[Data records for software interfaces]
○ ○ ○ ○ ○ ○ ○
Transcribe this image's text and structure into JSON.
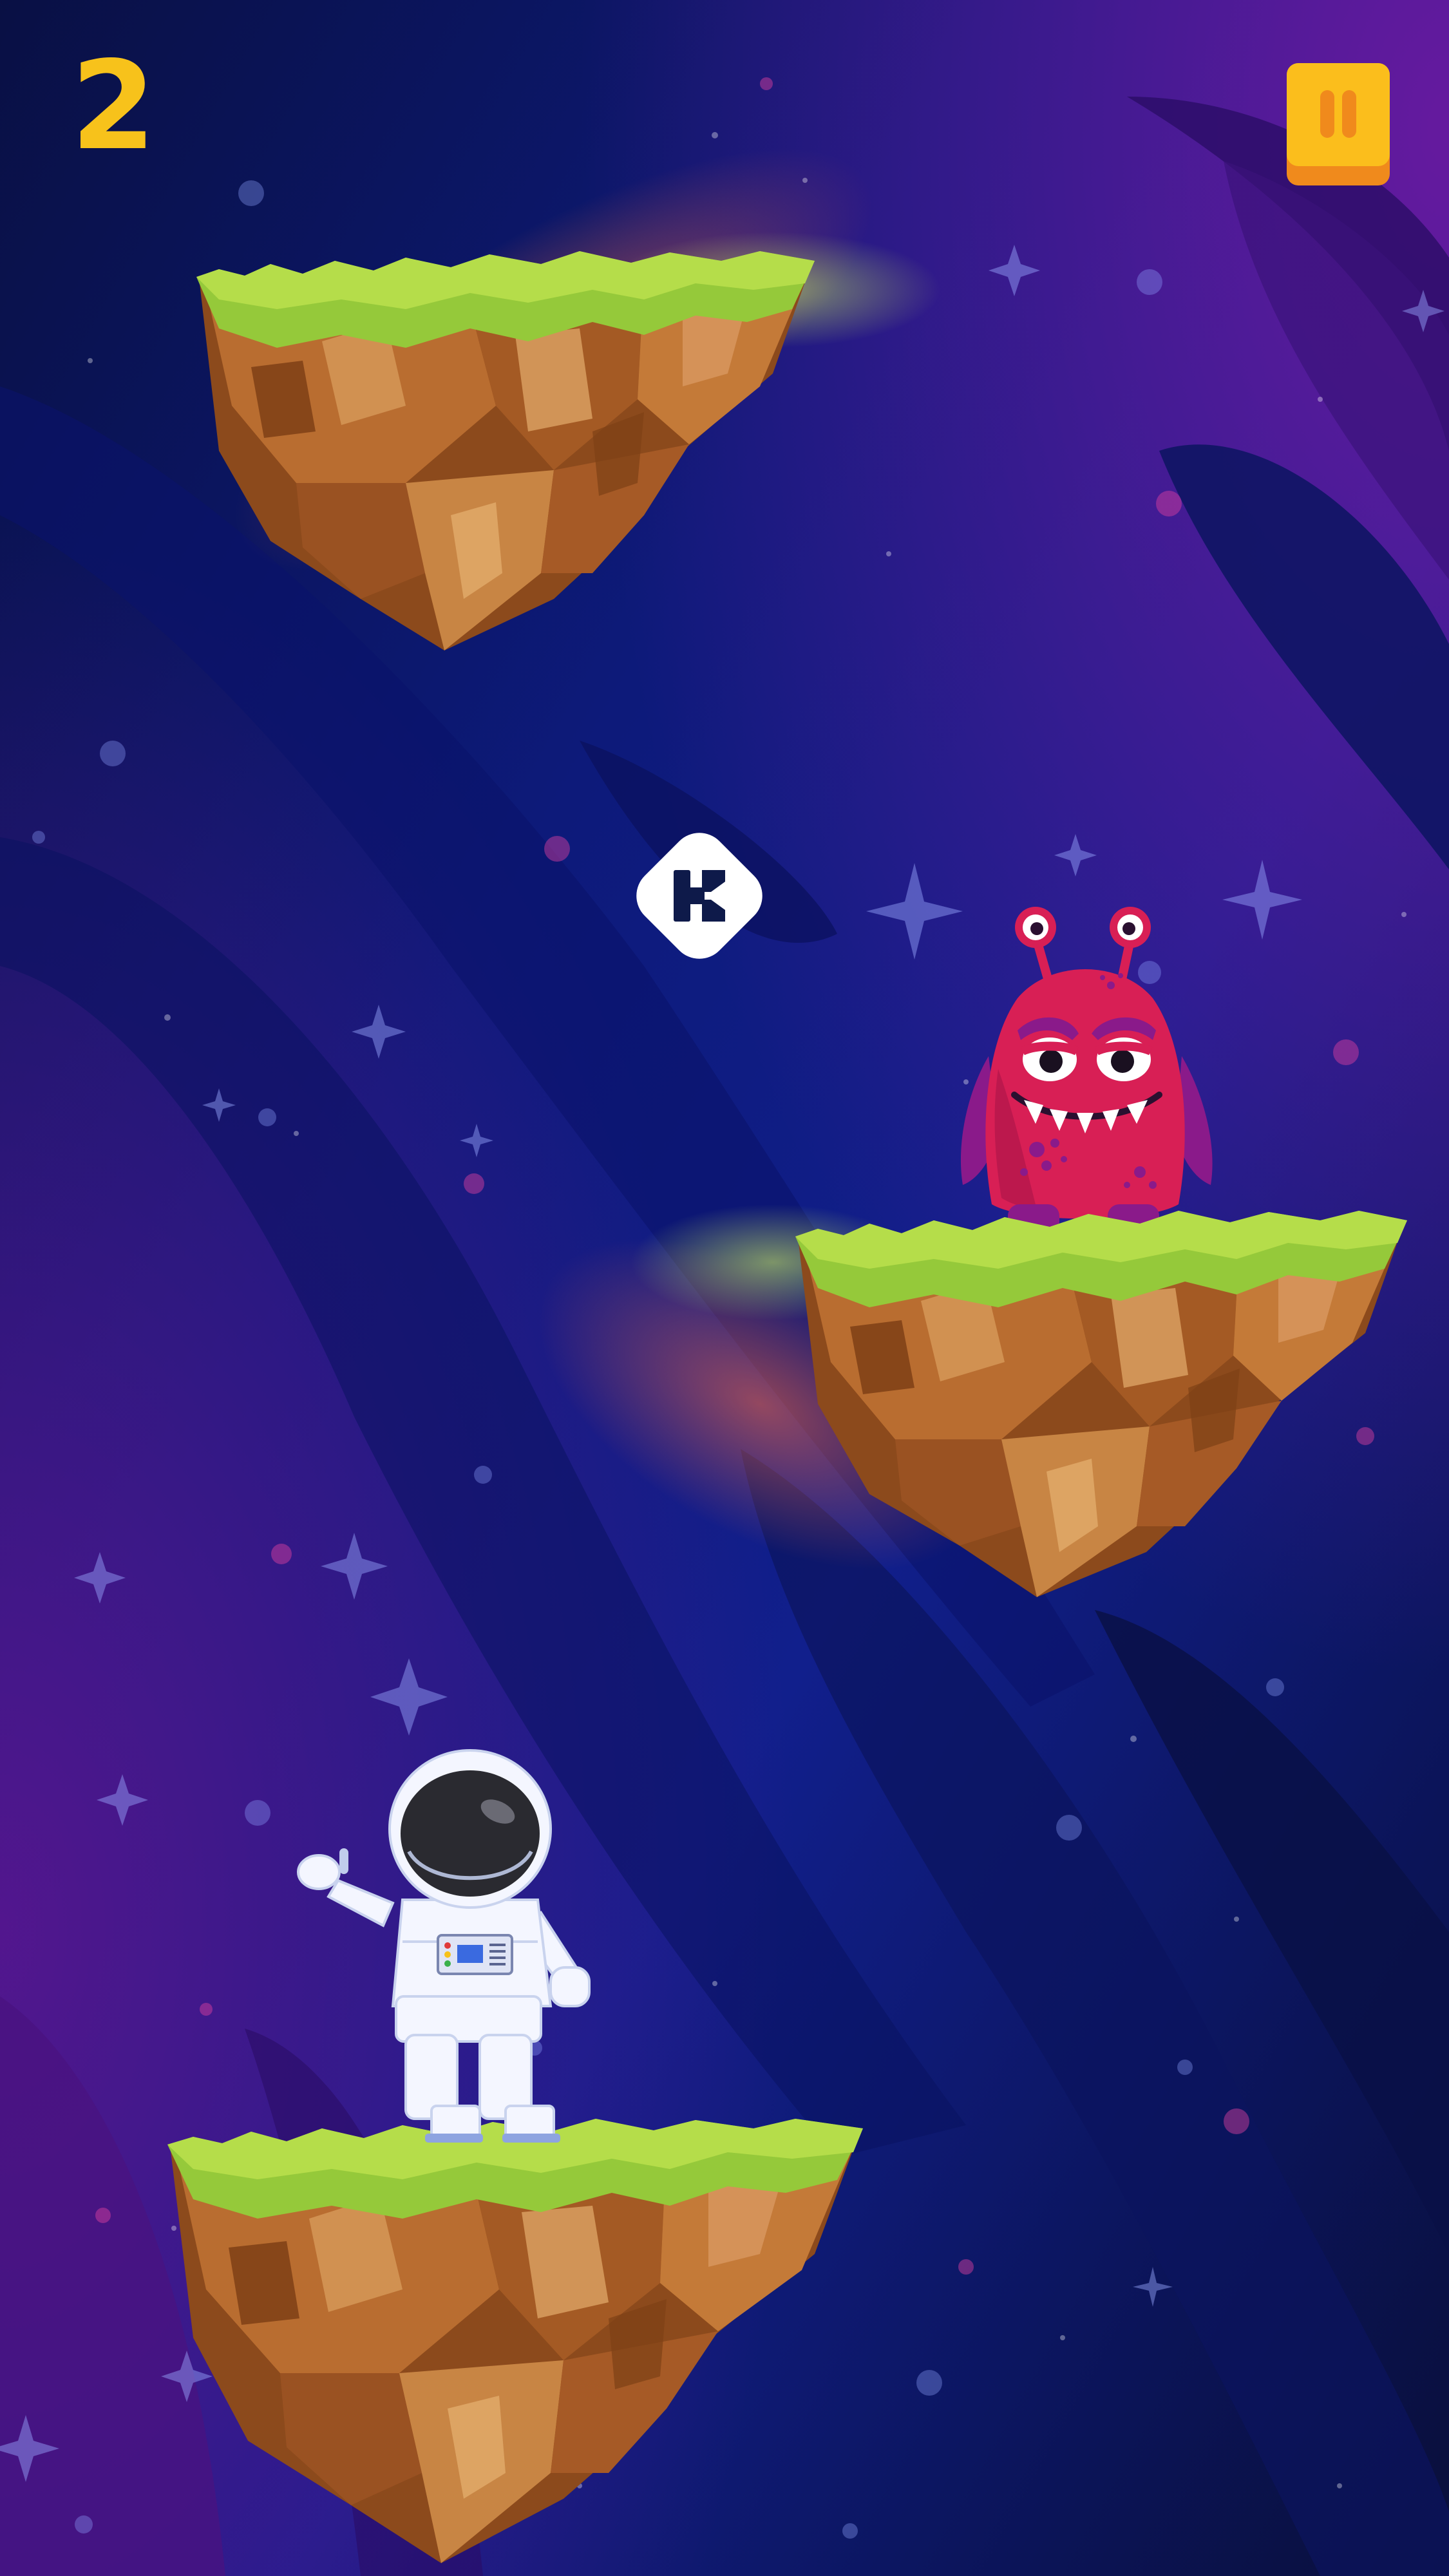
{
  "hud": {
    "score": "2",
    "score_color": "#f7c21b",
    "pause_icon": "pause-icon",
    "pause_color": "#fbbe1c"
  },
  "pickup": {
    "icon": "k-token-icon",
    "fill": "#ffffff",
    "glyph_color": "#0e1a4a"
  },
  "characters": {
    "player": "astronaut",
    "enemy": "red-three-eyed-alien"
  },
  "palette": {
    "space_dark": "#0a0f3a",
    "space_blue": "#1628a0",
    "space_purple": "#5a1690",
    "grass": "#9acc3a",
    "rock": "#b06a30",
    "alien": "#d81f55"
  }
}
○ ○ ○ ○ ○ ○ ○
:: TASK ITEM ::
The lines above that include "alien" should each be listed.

:: RESPONSE TO THE TASK ::
    "enemy": "red-three-eyed-alien"
    "alien": "#d81f55"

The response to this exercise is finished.